The Web is a great place to think outside the box. So why are we stuck in the banner mentality?
Marketers and agencies complain that banners stifle creativity and don't work for a lot of advertisers (dentalfloss.com, anyone?). Media sites abhor sending people away, which is exactly what happens when someone clicks on an ad.
SLAPPING ADS ON A SITE
Additionally, in the zeal to build the Web as an advertising marketplace, many have fallen into a lazy pattern of slapping ads on a few sites, looking at the click rates and making more buys on the sites that generated the most traffic.
While it's easy to see why agencies would want to automate the complex process of placing banners on the Web, such advertising is only slightly interactive. Worse, it's perilously close to being just another media buy, a calculation based on numbers and audience and delivery instead of relationships and targeting.
Banners work well for search engines because their sole purpose is to send people away to other sites. But for nearly everyone else, banner ads are becoming an interactive crutch.
"The ad models we have now were developed by garage shops," one high-profile agency interactive expert groused to me recently. "Buttons and banners are not really satisfactory at all."
GET SMART (BANNERS)
The answer, in hip Web advertising circles, is to go "beyond the banner." Some sites, such as HotWired, are experimenting with "smart" banners, which change depending on the visitor's browser type or domain (.com, .edu. etc.).
Firefly, an experimental site using intelligent agent technology, lets users rate ad banners on a scale of 1 to 7, with the notion being that as the system gets to know a person's likes or dislikes, it will start to display a banner that has a better chance of being clicked.
Even more intriguing and still quite controversial is the integration of marketers into media sites, and vice versa.
And Hearst HomeArts is about to unveil a major new content area devoted to food, with the backing of a single big sponsor that will integrate recipes into the site.
One need only look as far as CBS and Liz Taylor, or NBC's recent "Friends"/Diet Coke tie-in, to know the rules are bending in many mediums.
IT'S NOT TV
What it comes down to is this: The Web is not TV, where spots run in finite lengths and at set increments.
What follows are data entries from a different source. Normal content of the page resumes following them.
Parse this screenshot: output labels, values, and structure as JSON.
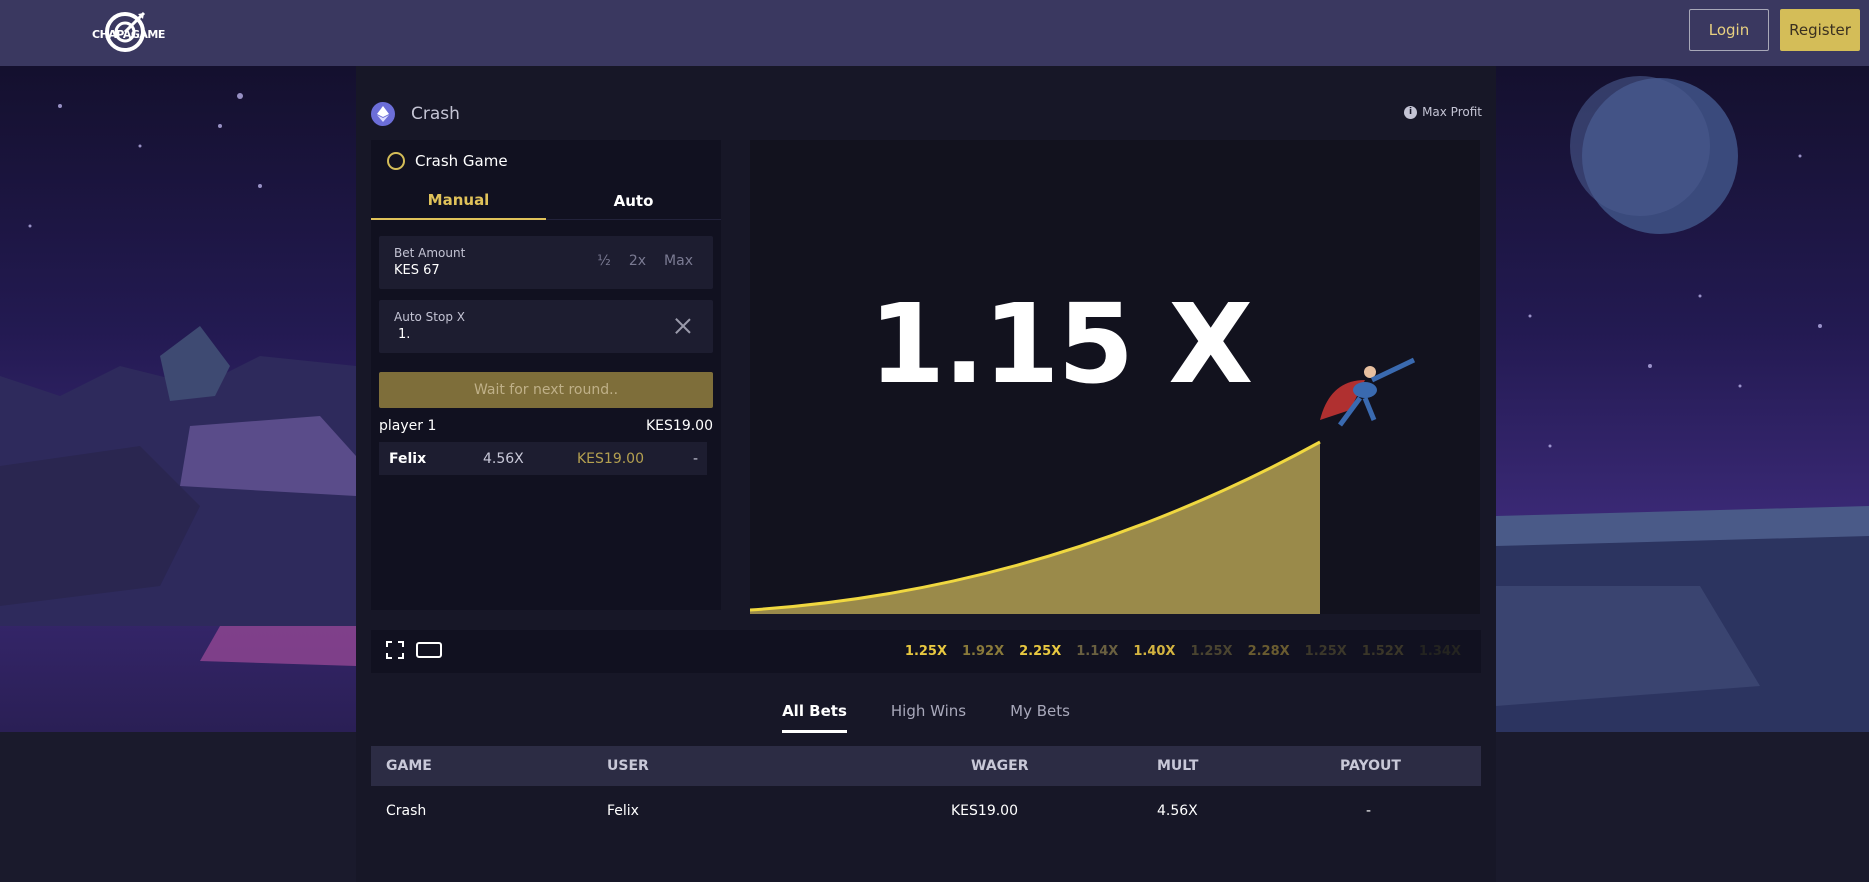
{
  "header": {
    "logo_text": "CHAPAGAME",
    "login_label": "Login",
    "register_label": "Register"
  },
  "game": {
    "title": "Crash",
    "max_profit_label": "Max Profit",
    "panel_title": "Crash Game",
    "tabs": [
      "Manual",
      "Auto"
    ],
    "bet_amount_label": "Bet Amount",
    "bet_amount_value": "KES 67",
    "quick_buttons": [
      "½",
      "2x",
      "Max"
    ],
    "auto_stop_label": "Auto Stop X",
    "auto_stop_value": "1.",
    "wait_button_label": "Wait for next round..",
    "player_label": "player 1",
    "player_total": "KES19.00",
    "bet": {
      "user": "Felix",
      "mult": "4.56X",
      "amount": "KES19.00",
      "payout": "-"
    },
    "multiplier": "1.15 X"
  },
  "history": [
    {
      "value": "1.25X",
      "color": "#e8c840"
    },
    {
      "value": "1.92X",
      "color": "#8a7a3a"
    },
    {
      "value": "2.25X",
      "color": "#e8c840"
    },
    {
      "value": "1.14X",
      "color": "#6a6040"
    },
    {
      "value": "1.40X",
      "color": "#d4b440"
    },
    {
      "value": "1.25X",
      "color": "#4a4430"
    },
    {
      "value": "2.28X",
      "color": "#6a5c30"
    },
    {
      "value": "1.25X",
      "color": "#3c382a"
    },
    {
      "value": "1.52X",
      "color": "#3a3628"
    },
    {
      "value": "1.34X",
      "color": "#242420"
    }
  ],
  "bets_tabs": [
    "All Bets",
    "High Wins",
    "My Bets"
  ],
  "table": {
    "headers": [
      "GAME",
      "USER",
      "WAGER",
      "MULT",
      "PAYOUT"
    ],
    "rows": [
      {
        "game": "Crash",
        "user": "Felix",
        "wager": "KES19.00",
        "mult": "4.56X",
        "payout": "-"
      }
    ]
  },
  "colors": {
    "accent": "#e0c25a",
    "curve_fill": "#9a8a4a",
    "curve_line": "#f0d840"
  }
}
There's no reason why advertising needs to look the same on every site.
Yes, going beyond the banner will throw a wrench in nearly everybody's plan. Tracking Web ad spending becomes impossible. Measuring click rates becomes a non-issue when everything happens inside one site.
Talk will soon turn from what makes a banner get clicked to what makes an ad click with a user.
The challenge is to make an ad relevant to its audience. And that means to begin thinking outside the box.
Debra Aho Williamson is editor of Interactive Media & Marketing.
Copyright April 1996 Crain Communications Inc.